▶ _Task instructions_: Look through the lines below; wherever the word "joystick" appears, copy that line.

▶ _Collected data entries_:
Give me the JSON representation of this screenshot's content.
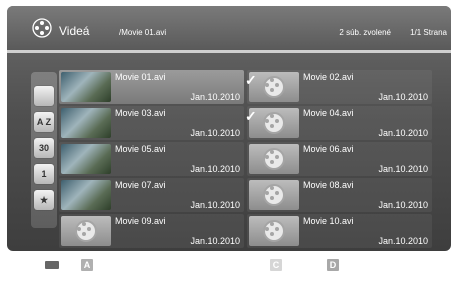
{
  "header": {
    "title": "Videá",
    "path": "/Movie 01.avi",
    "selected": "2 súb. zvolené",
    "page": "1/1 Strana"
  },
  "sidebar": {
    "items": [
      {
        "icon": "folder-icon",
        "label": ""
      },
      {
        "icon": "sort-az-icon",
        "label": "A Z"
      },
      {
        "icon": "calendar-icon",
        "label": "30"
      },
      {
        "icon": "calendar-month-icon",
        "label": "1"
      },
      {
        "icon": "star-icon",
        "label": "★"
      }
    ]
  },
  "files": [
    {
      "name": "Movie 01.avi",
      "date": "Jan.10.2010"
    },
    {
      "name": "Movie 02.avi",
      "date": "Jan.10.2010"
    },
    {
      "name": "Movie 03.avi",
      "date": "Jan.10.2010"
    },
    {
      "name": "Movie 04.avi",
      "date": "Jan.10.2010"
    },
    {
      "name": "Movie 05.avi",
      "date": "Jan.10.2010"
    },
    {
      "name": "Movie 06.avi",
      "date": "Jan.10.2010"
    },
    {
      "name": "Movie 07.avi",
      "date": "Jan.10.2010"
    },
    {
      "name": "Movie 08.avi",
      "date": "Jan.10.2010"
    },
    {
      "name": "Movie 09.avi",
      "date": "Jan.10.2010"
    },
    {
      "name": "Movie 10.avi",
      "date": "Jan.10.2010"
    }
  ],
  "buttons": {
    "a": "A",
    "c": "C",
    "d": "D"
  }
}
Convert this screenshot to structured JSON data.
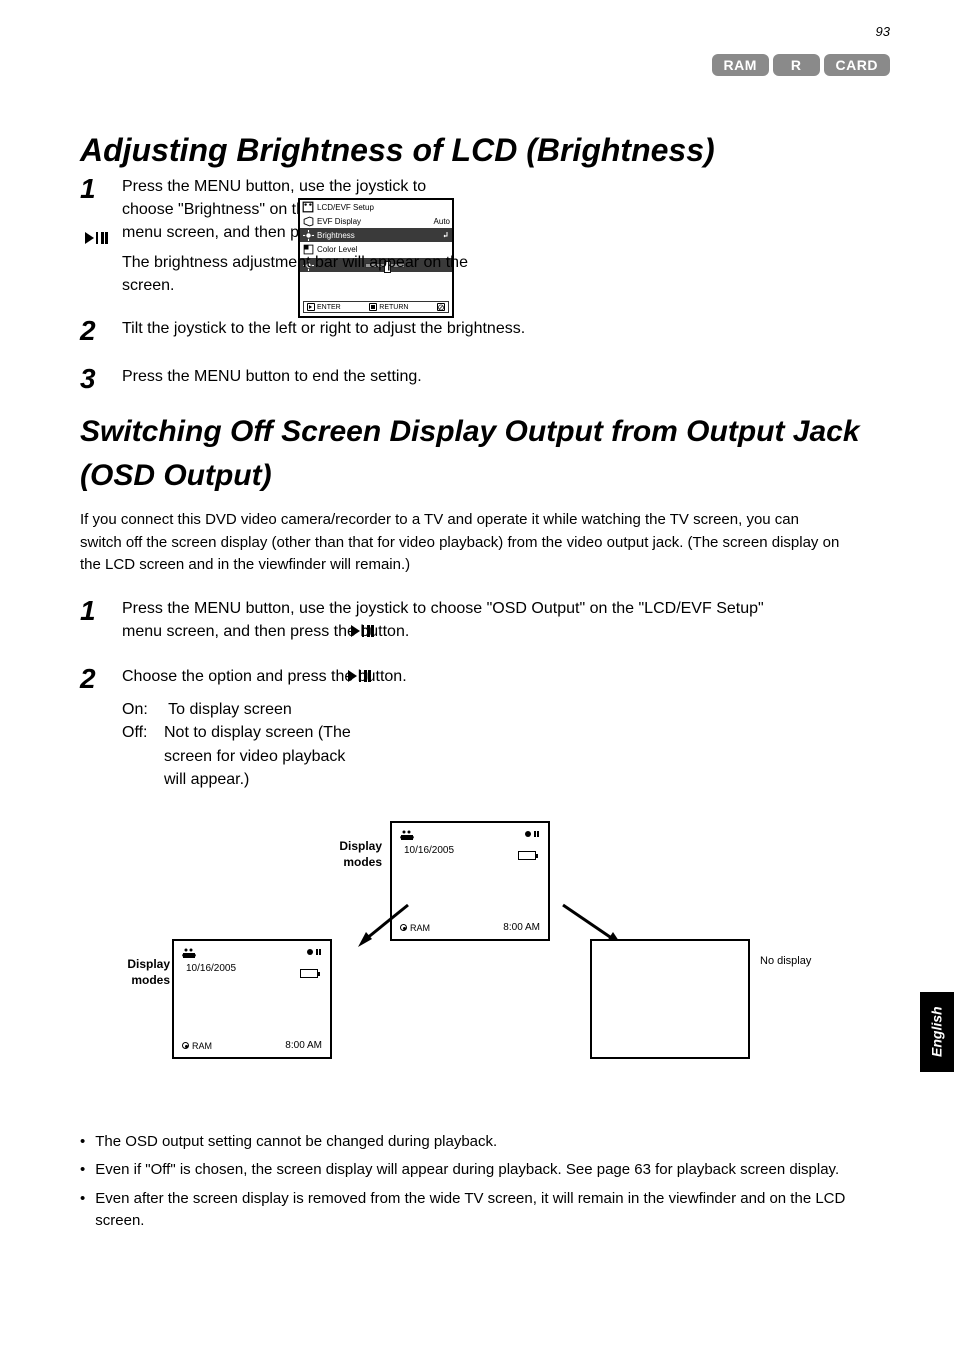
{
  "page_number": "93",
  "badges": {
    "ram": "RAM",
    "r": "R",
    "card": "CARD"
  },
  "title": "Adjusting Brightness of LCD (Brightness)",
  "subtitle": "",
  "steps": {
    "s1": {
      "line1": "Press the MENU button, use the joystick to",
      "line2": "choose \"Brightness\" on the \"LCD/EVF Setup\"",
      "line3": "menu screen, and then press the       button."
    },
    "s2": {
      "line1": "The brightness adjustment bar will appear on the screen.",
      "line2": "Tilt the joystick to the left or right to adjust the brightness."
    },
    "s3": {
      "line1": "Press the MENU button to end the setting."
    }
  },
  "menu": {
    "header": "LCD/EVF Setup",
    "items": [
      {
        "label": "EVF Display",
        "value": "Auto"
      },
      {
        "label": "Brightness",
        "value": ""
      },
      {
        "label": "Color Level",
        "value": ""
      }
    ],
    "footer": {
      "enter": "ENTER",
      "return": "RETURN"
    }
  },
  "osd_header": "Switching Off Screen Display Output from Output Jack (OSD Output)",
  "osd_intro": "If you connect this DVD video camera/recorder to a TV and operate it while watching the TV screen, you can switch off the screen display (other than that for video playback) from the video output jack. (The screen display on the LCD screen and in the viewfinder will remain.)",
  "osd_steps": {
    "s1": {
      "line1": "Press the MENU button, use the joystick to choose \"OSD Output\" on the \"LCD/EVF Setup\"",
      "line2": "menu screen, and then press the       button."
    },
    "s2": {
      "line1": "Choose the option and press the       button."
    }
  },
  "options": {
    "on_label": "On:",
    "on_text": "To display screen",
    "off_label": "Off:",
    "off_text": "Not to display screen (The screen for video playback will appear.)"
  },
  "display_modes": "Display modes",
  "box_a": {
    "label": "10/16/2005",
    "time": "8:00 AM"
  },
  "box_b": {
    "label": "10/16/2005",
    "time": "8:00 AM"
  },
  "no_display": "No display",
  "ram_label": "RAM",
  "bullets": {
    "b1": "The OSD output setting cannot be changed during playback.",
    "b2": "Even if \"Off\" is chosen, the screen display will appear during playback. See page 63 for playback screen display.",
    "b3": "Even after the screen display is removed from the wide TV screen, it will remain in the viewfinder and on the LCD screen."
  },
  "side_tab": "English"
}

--

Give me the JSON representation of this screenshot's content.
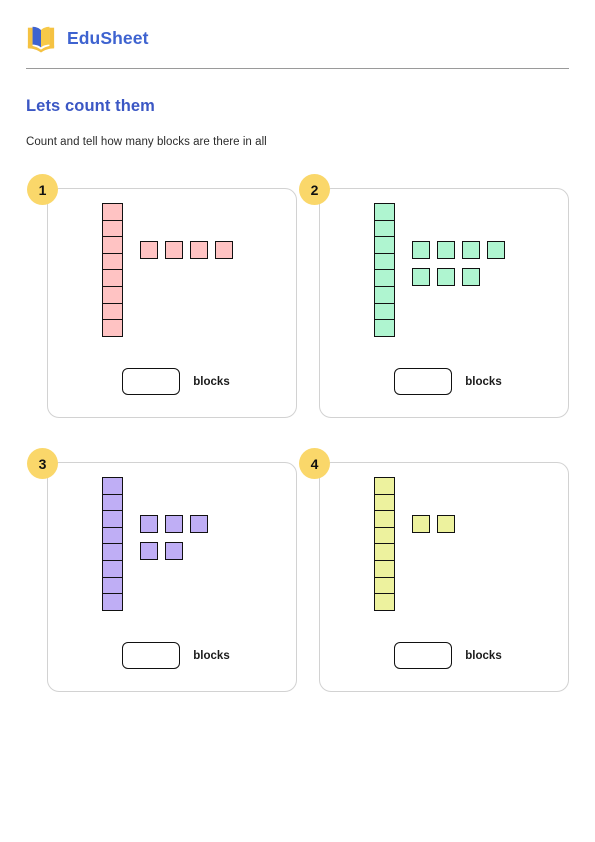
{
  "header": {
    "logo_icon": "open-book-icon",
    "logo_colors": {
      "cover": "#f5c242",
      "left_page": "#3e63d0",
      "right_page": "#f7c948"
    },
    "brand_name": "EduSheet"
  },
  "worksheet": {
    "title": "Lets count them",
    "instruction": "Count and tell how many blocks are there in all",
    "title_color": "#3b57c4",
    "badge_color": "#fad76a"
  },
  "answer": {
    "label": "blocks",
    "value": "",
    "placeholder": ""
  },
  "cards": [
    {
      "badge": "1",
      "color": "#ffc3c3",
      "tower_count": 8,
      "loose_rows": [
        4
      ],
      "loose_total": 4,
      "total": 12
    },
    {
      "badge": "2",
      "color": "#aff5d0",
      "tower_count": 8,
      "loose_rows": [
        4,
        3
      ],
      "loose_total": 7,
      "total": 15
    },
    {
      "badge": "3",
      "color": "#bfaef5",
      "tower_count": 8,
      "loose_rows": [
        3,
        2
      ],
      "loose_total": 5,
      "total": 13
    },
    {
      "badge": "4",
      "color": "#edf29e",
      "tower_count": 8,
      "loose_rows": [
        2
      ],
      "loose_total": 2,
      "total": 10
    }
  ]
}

▶ _Output for this exercise_:
      "line1": "Press the MENU button, use the joystick to",
      "line2": "Tilt the joystick to the left or right to adjust the brightness."
      "line1": "Press the MENU button, use the joystick to choose \"OSD Output\" on the \"LCD/EVF Setup\"",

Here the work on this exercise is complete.